Throughout this blog post I’ll outline some of the key stages of production and the terminology we use during this process.
By doing this we will hopefully improve your overall experience and ensure that you have a strong concept of the steps involved in production.
Pre-production, production and post-production are the three stages of video production. Each of these stages has certain tasks and processes that all intertwine.The most important stage is pre-production, as the preparation and diligence required lays the foundation for a successful production.
The pre-production stage ensures that before we begin the complete process we have a clear concept for the direction of your video, and how we are going to get a great result for everyone involved.
This is a critical step in the process that considers all elements of production are considered and examined before moving onto the production phase. In order to produce a video that all parties are happy with, we need to first establish your goals and desired outcomes for the video. By working out what we want to create as a finished product, we can work backwards and make sure all the ingredients are ready for production. We need to fully understand you desired outcomes and needs to deliver a finished video that suits all your criteria.

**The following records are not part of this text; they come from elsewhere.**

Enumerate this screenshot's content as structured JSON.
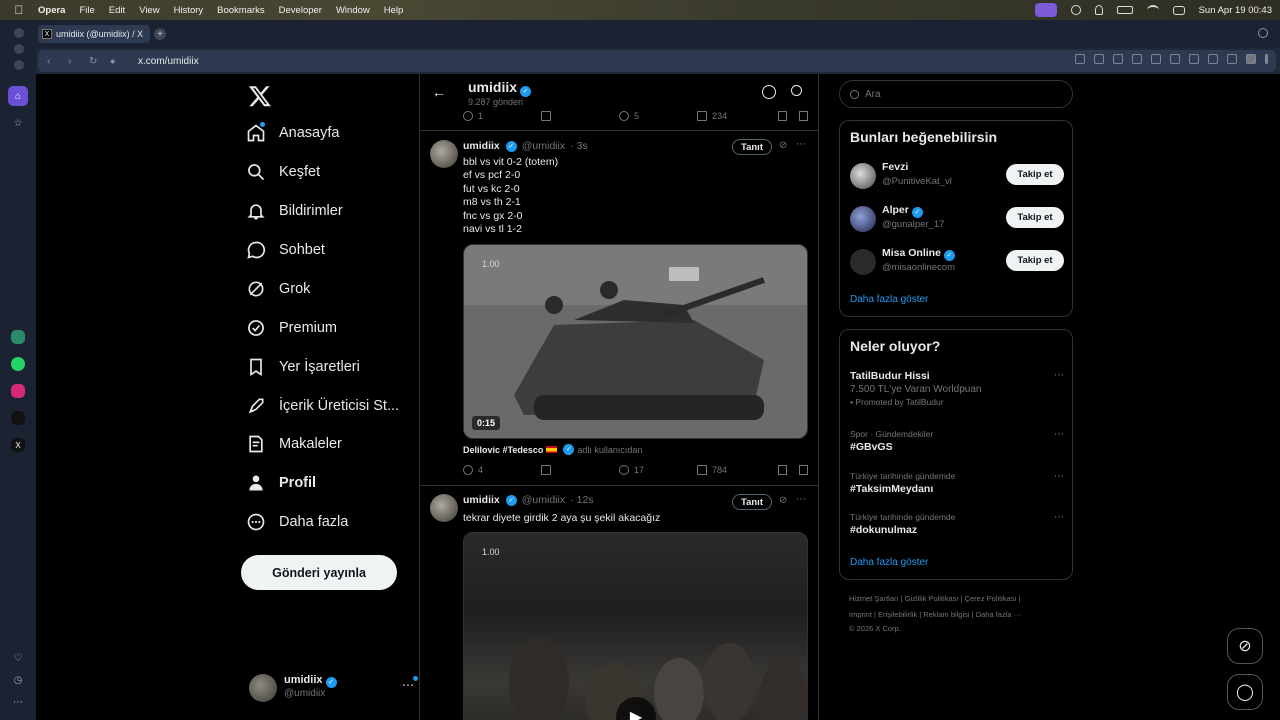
{
  "menubar": {
    "app": "Opera",
    "items": [
      "File",
      "Edit",
      "View",
      "History",
      "Bookmarks",
      "Developer",
      "Window",
      "Help"
    ],
    "clock": "Sun Apr 19  00:43"
  },
  "browser": {
    "tab_title": "umidiix (@umidiix) / X",
    "url": "x.com/umidiix"
  },
  "nav": {
    "items": [
      {
        "label": "Anasayfa",
        "icon": "home-icon"
      },
      {
        "label": "Keşfet",
        "icon": "search-icon"
      },
      {
        "label": "Bildirimler",
        "icon": "bell-icon"
      },
      {
        "label": "Sohbet",
        "icon": "chat-icon"
      },
      {
        "label": "Grok",
        "icon": "grok-icon"
      },
      {
        "label": "Premium",
        "icon": "premium-icon"
      },
      {
        "label": "Yer İşaretleri",
        "icon": "bookmark-icon"
      },
      {
        "label": "İçerik Üreticisi St...",
        "icon": "rocket-icon"
      },
      {
        "label": "Makaleler",
        "icon": "articles-icon"
      },
      {
        "label": "Profil",
        "icon": "person-icon"
      },
      {
        "label": "Daha fazla",
        "icon": "more-circle-icon"
      }
    ],
    "post_button": "Gönderi yayınla",
    "account_name": "umidiix",
    "account_handle": "@umidiix"
  },
  "timeline": {
    "title": "umidiix",
    "subtitle": "9.287 gönderi",
    "top_actions": {
      "replies": "1",
      "likes": "5",
      "views": "234"
    },
    "tweets": [
      {
        "name": "umidiix",
        "handle": "@umidiix",
        "time": "3s",
        "follow_label": "Tanıt",
        "text": "bbl vs vit 0-2 (totem)\nef vs pcf 2-0\nfut vs kc 2-0\nm8 vs th 2-1\nfnc vs gx 2-0\nnavi vs tl 1-2",
        "video_rate": "1.00",
        "video_duration": "0:15",
        "attribution_name": "Delilovic #Tedesco",
        "attribution_suffix": "adlı kullanıcıdan",
        "replies": "4",
        "likes": "17",
        "views": "784"
      },
      {
        "name": "umidiix",
        "handle": "@umidiix",
        "time": "12s",
        "follow_label": "Tanıt",
        "text": "tekrar diyete girdik 2 aya şu şekil akacağız",
        "video_rate": "1.00"
      }
    ]
  },
  "right": {
    "search_placeholder": "Ara",
    "who_to_follow": {
      "title": "Bunları beğenebilirsin",
      "users": [
        {
          "name": "Fevzi",
          "handle": "@PunitiveKat_vl",
          "verified": false,
          "button": "Takip et"
        },
        {
          "name": "Alper",
          "handle": "@gunalper_17",
          "verified": true,
          "button": "Takip et"
        },
        {
          "name": "Misa Online",
          "handle": "@misaonlinecom",
          "verified": true,
          "button": "Takip et"
        }
      ],
      "show_more": "Daha fazla göster"
    },
    "trends": {
      "title": "Neler oluyor?",
      "items": [
        {
          "context": "",
          "title": "TatilBudur Hissi",
          "subtitle": "7.500 TL'ye Varan Worldpuan",
          "promo": "Promoted by TatilBudur"
        },
        {
          "context": "Spor · Gündemdekiler",
          "title": "#GBvGS",
          "subtitle": "",
          "promo": ""
        },
        {
          "context": "Türkiye tarihinde gündemde",
          "title": "#TaksimMeydanı",
          "subtitle": "",
          "promo": ""
        },
        {
          "context": "Türkiye tarihinde gündemde",
          "title": "#dokunulmaz",
          "subtitle": "",
          "promo": ""
        }
      ],
      "show_more": "Daha fazla göster"
    },
    "footer": {
      "line1": "Hizmet Şartları  |  Gizlilik Politikası  |  Çerez Politikası  |",
      "line2": "Imprint  |  Erişilebilirlik  |  Reklam bilgisi  |  Daha fazla ···",
      "line3": "© 2026 X Corp."
    }
  },
  "colors": {
    "accent": "#1d9bf0",
    "background": "#000000",
    "border": "#2f3336",
    "muted": "#71767b"
  }
}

In our planning stages, we look to find out:
– the video’s purpose/ intended usage of the video
– key subject matter
– The service or product you are offering
– intended audience
– visuals/preferred style
– where the video will be played (e.g. web video, banner, conventions etc)
– whether the video is a standalone or part of a larger series of videos
– content delivery (e.g.. web video like Vimeo/Youtube, DVD, mobile devices)
From this starting point we begin to form an understanding of your goals, your key messages and your intended audience.
We will then progress to developing a strong concept that will deliver your message to your chosen audience.
Ins some instances, we will develop a script for voiceovers or demonstration. For complex shoots, a storyboard can be then developed to give you a rough visual guide of what to expect from the final product. By this stage in the process, we can start to see the final product on paper and you can then develop the idea further and make changes to the plan as you see fit.
This is the part of the process where are the groundwork we have laid in pre-production comes to fruition. The production stage involves the biggest step, the actual shoot, and capturing all necessary footage and sound for the project.
This phase may include any or all of the following:
– Filming of talent, whether that be interviews, re-enactments, B-roll etc.
– filming your product in action at the studio or on location
– filming actors
– filming customer interactions
– Time lapse/slow motion filming
– recording a voiceover artists
This is the final stage of the process where we collate all the media we have gathered in production, and begin assembling the footage into a finished product. This is often the most time consuming phase of the production, and can take many days or weeks to complete, depending on the size and complexity of your production.
The main task in post production is editing, which involves selectively choosing the best sections of the footage or interviews and compiling it into sequences, which then begin to form the project as a whole.
We begin the editing by using professional post production software to combine all of these shots with other elements like sound recordings, music, animations and titles.
From this stage it becomes about refining and digging for the best recorded footage available to produce the right result. It is about creating the right tempo and rhythm to the video, which can be enhanced with music and creative editing techniques.
We then add titles for subjects in the video and corporate logos, and develop motion graphics as required. At this point we begin ‘colour grading’ the footage, which means that colour and contrast are manipulated through software, to tweak colours that can shape the finished product.
The key message of this blog post should be that the pre-production phase is extremely important in terms of the planning of a video production, and that diligence and planning is always the best preparation. By spending more time in pre-production to consider the potential outcomes and audience, we ensure that production and post-production also run to plan. Pre-production informs us of what elements are necessary to create the final product you envisioned. With careful planning in pre-production, the final product becomes much clearer and a great result can be achieved for all parties. Contact us today to find out more.